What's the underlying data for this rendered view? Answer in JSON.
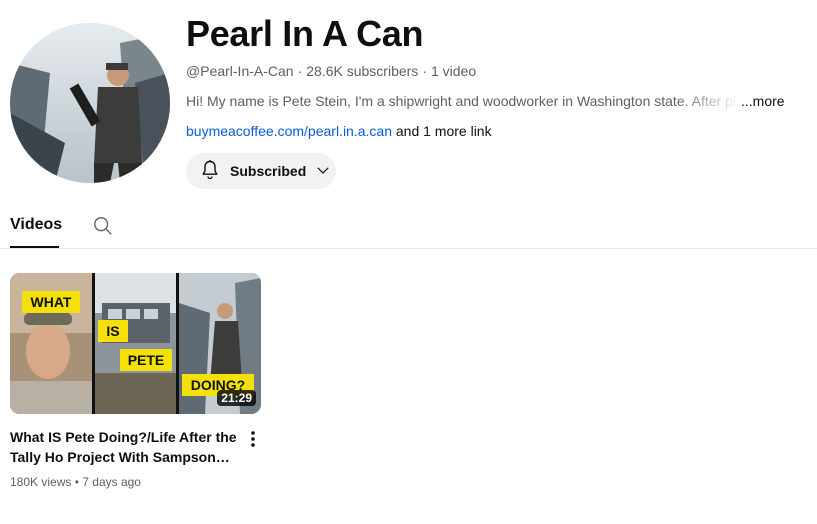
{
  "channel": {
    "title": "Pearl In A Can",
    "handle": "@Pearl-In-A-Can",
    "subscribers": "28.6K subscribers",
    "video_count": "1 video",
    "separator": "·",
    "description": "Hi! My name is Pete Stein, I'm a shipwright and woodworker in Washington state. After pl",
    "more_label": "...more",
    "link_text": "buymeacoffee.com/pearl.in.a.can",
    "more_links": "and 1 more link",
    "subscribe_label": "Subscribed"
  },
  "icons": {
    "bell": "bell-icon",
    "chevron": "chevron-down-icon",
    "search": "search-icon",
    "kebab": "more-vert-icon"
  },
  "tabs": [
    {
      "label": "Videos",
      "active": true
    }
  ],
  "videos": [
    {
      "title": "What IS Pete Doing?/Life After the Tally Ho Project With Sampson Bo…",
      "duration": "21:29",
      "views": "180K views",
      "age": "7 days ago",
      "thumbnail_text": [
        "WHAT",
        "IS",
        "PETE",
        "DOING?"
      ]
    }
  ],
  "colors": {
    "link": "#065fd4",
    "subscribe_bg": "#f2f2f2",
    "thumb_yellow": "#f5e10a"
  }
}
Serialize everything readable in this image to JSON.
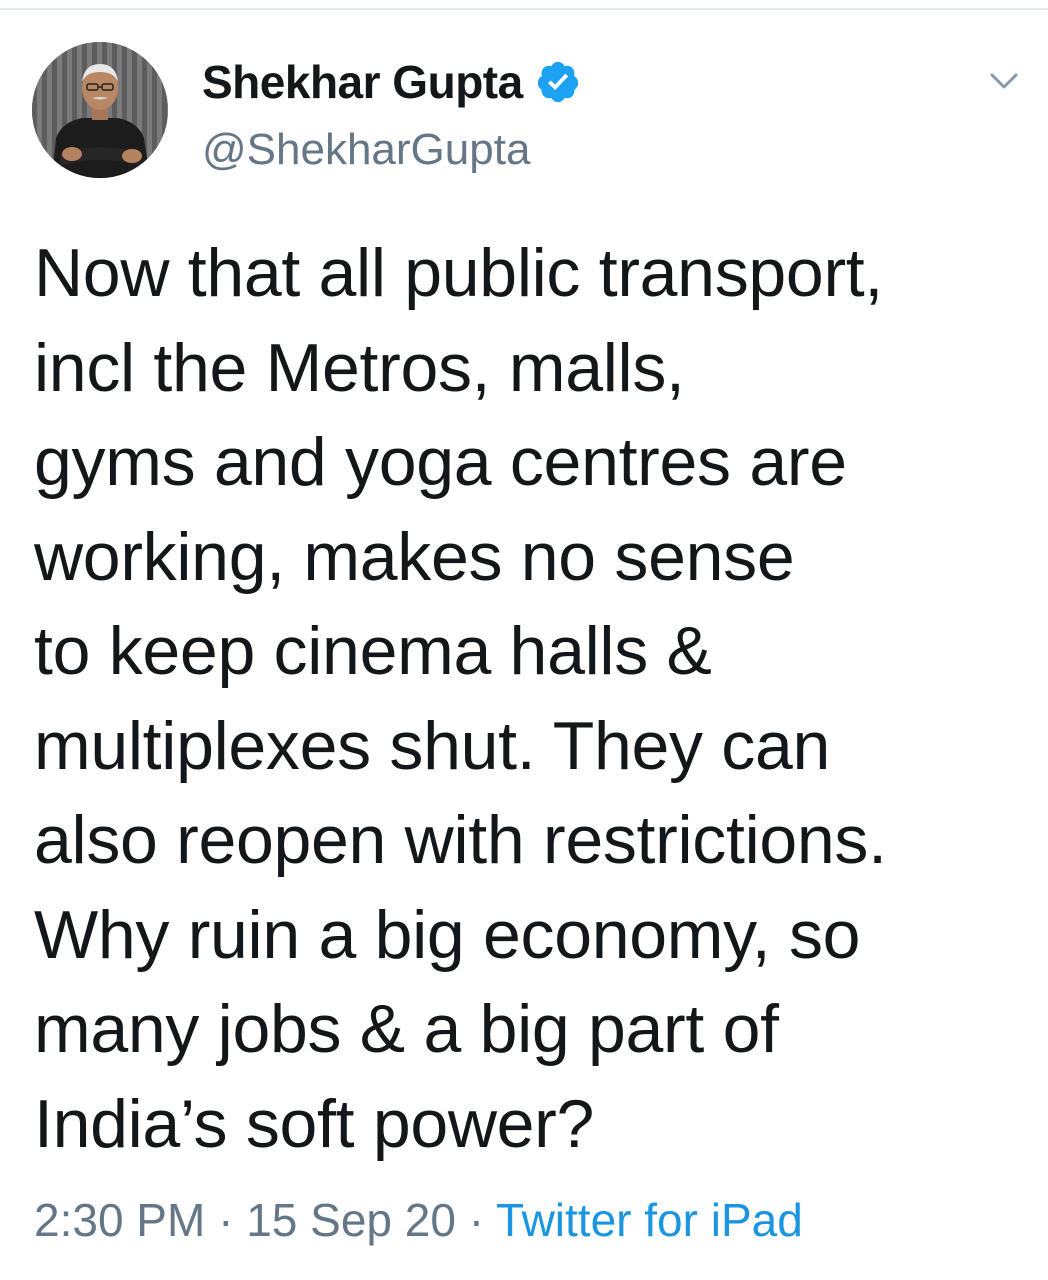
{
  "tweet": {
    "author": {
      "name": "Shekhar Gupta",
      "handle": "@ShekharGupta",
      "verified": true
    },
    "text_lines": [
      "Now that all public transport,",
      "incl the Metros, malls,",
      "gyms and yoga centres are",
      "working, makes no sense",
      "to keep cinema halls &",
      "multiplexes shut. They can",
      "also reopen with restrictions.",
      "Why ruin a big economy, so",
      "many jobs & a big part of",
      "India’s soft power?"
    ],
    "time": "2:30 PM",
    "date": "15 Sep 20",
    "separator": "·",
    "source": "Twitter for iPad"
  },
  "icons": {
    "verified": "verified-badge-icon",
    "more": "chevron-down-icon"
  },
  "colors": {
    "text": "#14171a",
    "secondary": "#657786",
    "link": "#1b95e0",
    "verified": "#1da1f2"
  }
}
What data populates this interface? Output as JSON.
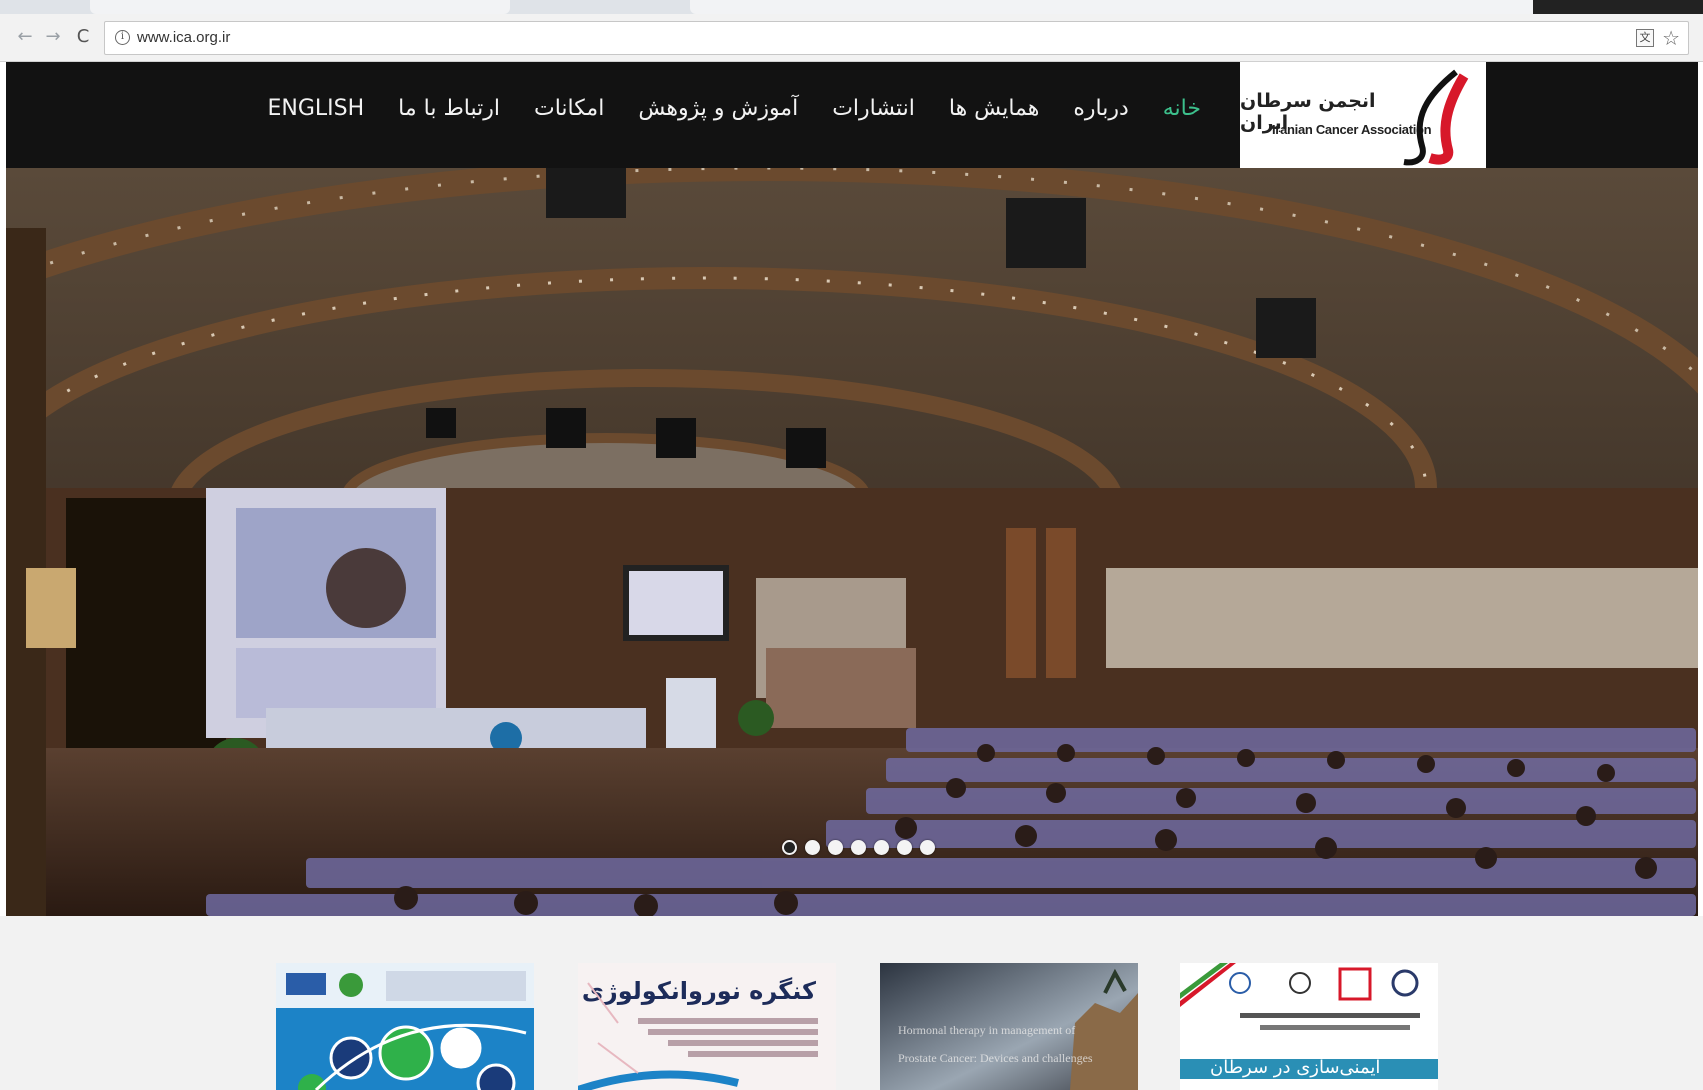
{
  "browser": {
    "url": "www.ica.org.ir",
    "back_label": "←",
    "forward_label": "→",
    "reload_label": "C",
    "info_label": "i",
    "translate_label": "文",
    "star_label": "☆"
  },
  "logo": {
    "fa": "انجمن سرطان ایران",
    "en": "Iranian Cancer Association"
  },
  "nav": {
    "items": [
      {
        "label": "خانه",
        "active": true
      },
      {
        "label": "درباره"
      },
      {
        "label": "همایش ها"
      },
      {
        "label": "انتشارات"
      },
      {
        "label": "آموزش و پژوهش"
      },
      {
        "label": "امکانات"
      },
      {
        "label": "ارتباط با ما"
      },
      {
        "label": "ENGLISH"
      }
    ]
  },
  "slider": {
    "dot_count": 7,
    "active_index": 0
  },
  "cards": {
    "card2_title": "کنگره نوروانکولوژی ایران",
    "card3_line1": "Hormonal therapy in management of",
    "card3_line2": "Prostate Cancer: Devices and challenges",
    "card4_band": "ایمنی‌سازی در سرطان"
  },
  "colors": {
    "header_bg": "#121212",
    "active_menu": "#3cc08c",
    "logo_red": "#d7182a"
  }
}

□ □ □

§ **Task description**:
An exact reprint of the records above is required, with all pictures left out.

§ **Solved problem**:
What's the underlying data for this rendered view? Answer in JSON.
{
  "channel": {
    "title": "Pearl In A Can",
    "handle": "@Pearl-In-A-Can",
    "subscribers": "28.6K subscribers",
    "video_count": "1 video",
    "separator": "·",
    "description": "Hi! My name is Pete Stein, I'm a shipwright and woodworker in Washington state. After pl",
    "more_label": "...more",
    "link_text": "buymeacoffee.com/pearl.in.a.can",
    "more_links": "and 1 more link",
    "subscribe_label": "Subscribed"
  },
  "icons": {
    "bell": "bell-icon",
    "chevron": "chevron-down-icon",
    "search": "search-icon",
    "kebab": "more-vert-icon"
  },
  "tabs": [
    {
      "label": "Videos",
      "active": true
    }
  ],
  "videos": [
    {
      "title": "What IS Pete Doing?/Life After the Tally Ho Project With Sampson Bo…",
      "duration": "21:29",
      "views": "180K views",
      "age": "7 days ago",
      "thumbnail_text": [
        "WHAT",
        "IS",
        "PETE",
        "DOING?"
      ]
    }
  ],
  "colors": {
    "link": "#065fd4",
    "subscribe_bg": "#f2f2f2",
    "thumb_yellow": "#f5e10a"
  }
}
Serialize everything readable in this image to JSON.
{
  "tweet": {
    "author": {
      "name": "Shekhar Gupta",
      "handle": "@ShekharGupta",
      "verified": true
    },
    "text_lines": [
      "Now that all public transport,",
      "incl the Metros, malls,",
      "gyms and yoga centres are",
      "working, makes no sense",
      "to keep cinema halls &",
      "multiplexes shut. They can",
      "also reopen with restrictions.",
      "Why ruin a big economy, so",
      "many jobs & a big part of",
      "India’s soft power?"
    ],
    "time": "2:30 PM",
    "date": "15 Sep 20",
    "separator": "·",
    "source": "Twitter for iPad"
  },
  "icons": {
    "verified": "verified-badge-icon",
    "more": "chevron-down-icon"
  },
  "colors": {
    "text": "#14171a",
    "secondary": "#657786",
    "link": "#1b95e0",
    "verified": "#1da1f2"
  }
}
What data populates this interface? Output as JSON.
{
  "browser": {
    "url": "www.ica.org.ir",
    "back_label": "←",
    "forward_label": "→",
    "reload_label": "C",
    "info_label": "i",
    "translate_label": "文",
    "star_label": "☆"
  },
  "logo": {
    "fa": "انجمن سرطان ایران",
    "en": "Iranian Cancer Association"
  },
  "nav": {
    "items": [
      {
        "label": "خانه",
        "active": true
      },
      {
        "label": "درباره"
      },
      {
        "label": "همایش ها"
      },
      {
        "label": "انتشارات"
      },
      {
        "label": "آموزش و پژوهش"
      },
      {
        "label": "امکانات"
      },
      {
        "label": "ارتباط با ما"
      },
      {
        "label": "ENGLISH"
      }
    ]
  },
  "slider": {
    "dot_count": 7,
    "active_index": 0
  },
  "cards": {
    "card2_title": "کنگره نوروانکولوژی ایران",
    "card3_line1": "Hormonal therapy in management of",
    "card3_line2": "Prostate Cancer: Devices and challenges",
    "card4_band": "ایمنی‌سازی در سرطان"
  },
  "colors": {
    "header_bg": "#121212",
    "active_menu": "#3cc08c",
    "logo_red": "#d7182a"
  }
}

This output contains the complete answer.